[[ INPUT RECORDS, beginning ]]

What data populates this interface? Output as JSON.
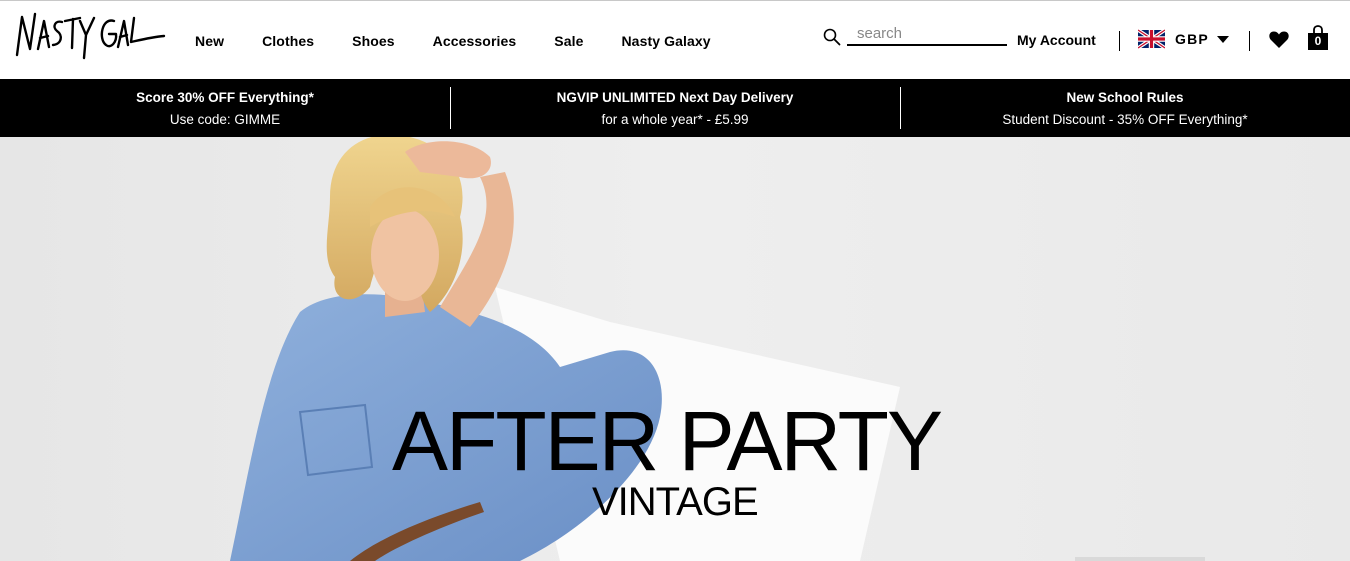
{
  "brand": {
    "logo_text": "NASTY GAL"
  },
  "nav": {
    "items": [
      {
        "label": "New"
      },
      {
        "label": "Clothes"
      },
      {
        "label": "Shoes"
      },
      {
        "label": "Accessories"
      },
      {
        "label": "Sale"
      },
      {
        "label": "Nasty Galaxy"
      }
    ]
  },
  "search": {
    "placeholder": "search",
    "icon": "search-icon"
  },
  "account": {
    "label": "My Account"
  },
  "locale": {
    "currency": "GBP",
    "flag": "uk-flag-icon"
  },
  "wishlist": {
    "icon": "heart-icon"
  },
  "cart": {
    "icon": "bag-icon",
    "count": "0"
  },
  "promos": [
    {
      "title": "Score 30% OFF Everything*",
      "subtitle": "Use code: GIMME"
    },
    {
      "title": "NGVIP UNLIMITED Next Day Delivery",
      "subtitle": "for a whole year* - £5.99"
    },
    {
      "title": "New School Rules",
      "subtitle": "Student Discount - 35% OFF Everything*"
    }
  ],
  "hero": {
    "title": "AFTER PARTY",
    "subtitle": "VINTAGE"
  },
  "colors": {
    "promo_bg": "#000000",
    "hero_bg": "#ebebeb",
    "denim": "#7b9fd0",
    "hair": "#e2bd74"
  }
}
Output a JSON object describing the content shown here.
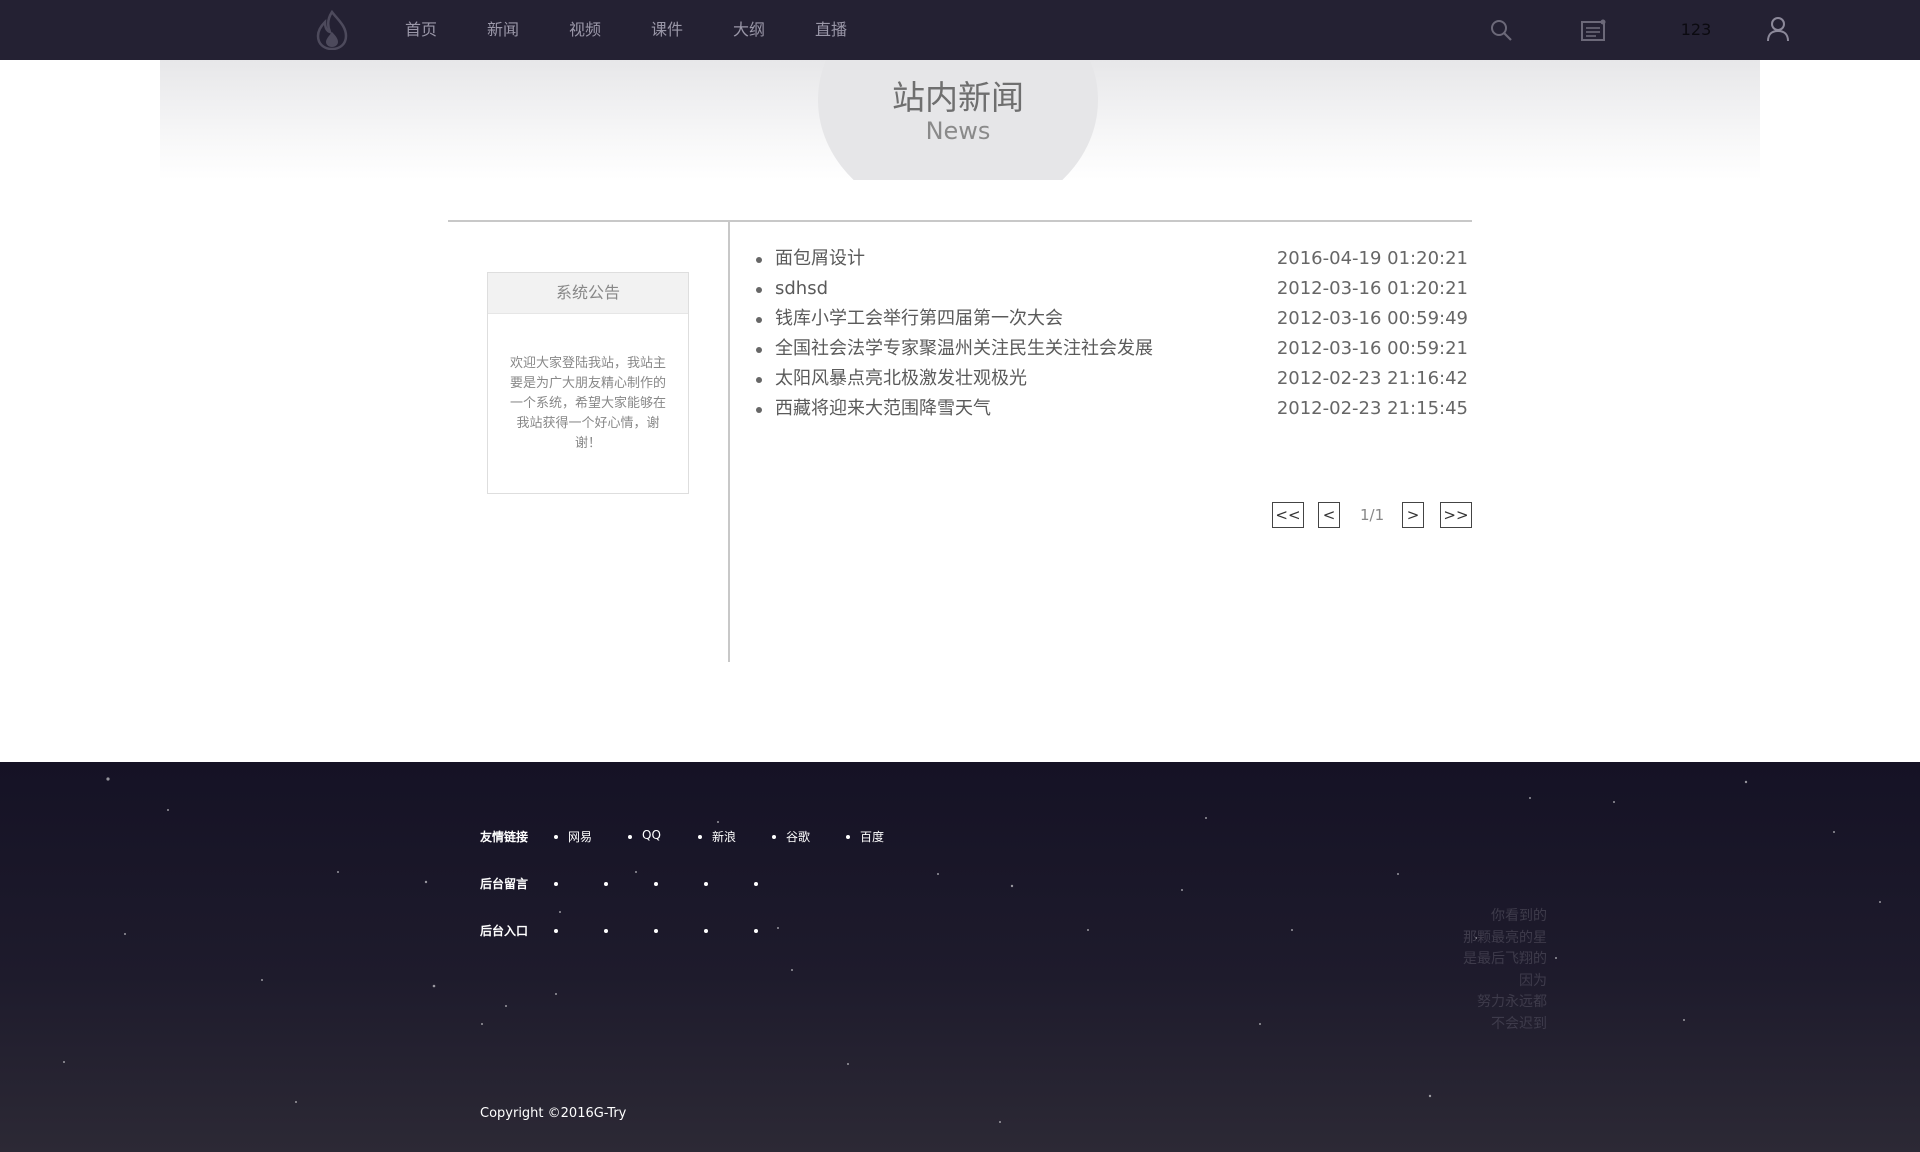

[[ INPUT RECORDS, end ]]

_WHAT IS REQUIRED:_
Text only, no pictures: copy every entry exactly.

_TASK RESULT:_
What data populates this interface? Output as JSON.
{
  "brand": {
    "logo_text": "NASTY GAL"
  },
  "nav": {
    "items": [
      {
        "label": "New"
      },
      {
        "label": "Clothes"
      },
      {
        "label": "Shoes"
      },
      {
        "label": "Accessories"
      },
      {
        "label": "Sale"
      },
      {
        "label": "Nasty Galaxy"
      }
    ]
  },
  "search": {
    "placeholder": "search",
    "icon": "search-icon"
  },
  "account": {
    "label": "My Account"
  },
  "locale": {
    "currency": "GBP",
    "flag": "uk-flag-icon"
  },
  "wishlist": {
    "icon": "heart-icon"
  },
  "cart": {
    "icon": "bag-icon",
    "count": "0"
  },
  "promos": [
    {
      "title": "Score 30% OFF Everything*",
      "subtitle": "Use code: GIMME"
    },
    {
      "title": "NGVIP UNLIMITED Next Day Delivery",
      "subtitle": "for a whole year* - £5.99"
    },
    {
      "title": "New School Rules",
      "subtitle": "Student Discount - 35% OFF Everything*"
    }
  ],
  "hero": {
    "title": "AFTER PARTY",
    "subtitle": "VINTAGE"
  },
  "colors": {
    "promo_bg": "#000000",
    "hero_bg": "#ebebeb",
    "denim": "#7b9fd0",
    "hair": "#e2bd74"
  }
}
Output a JSON object describing the content shown here.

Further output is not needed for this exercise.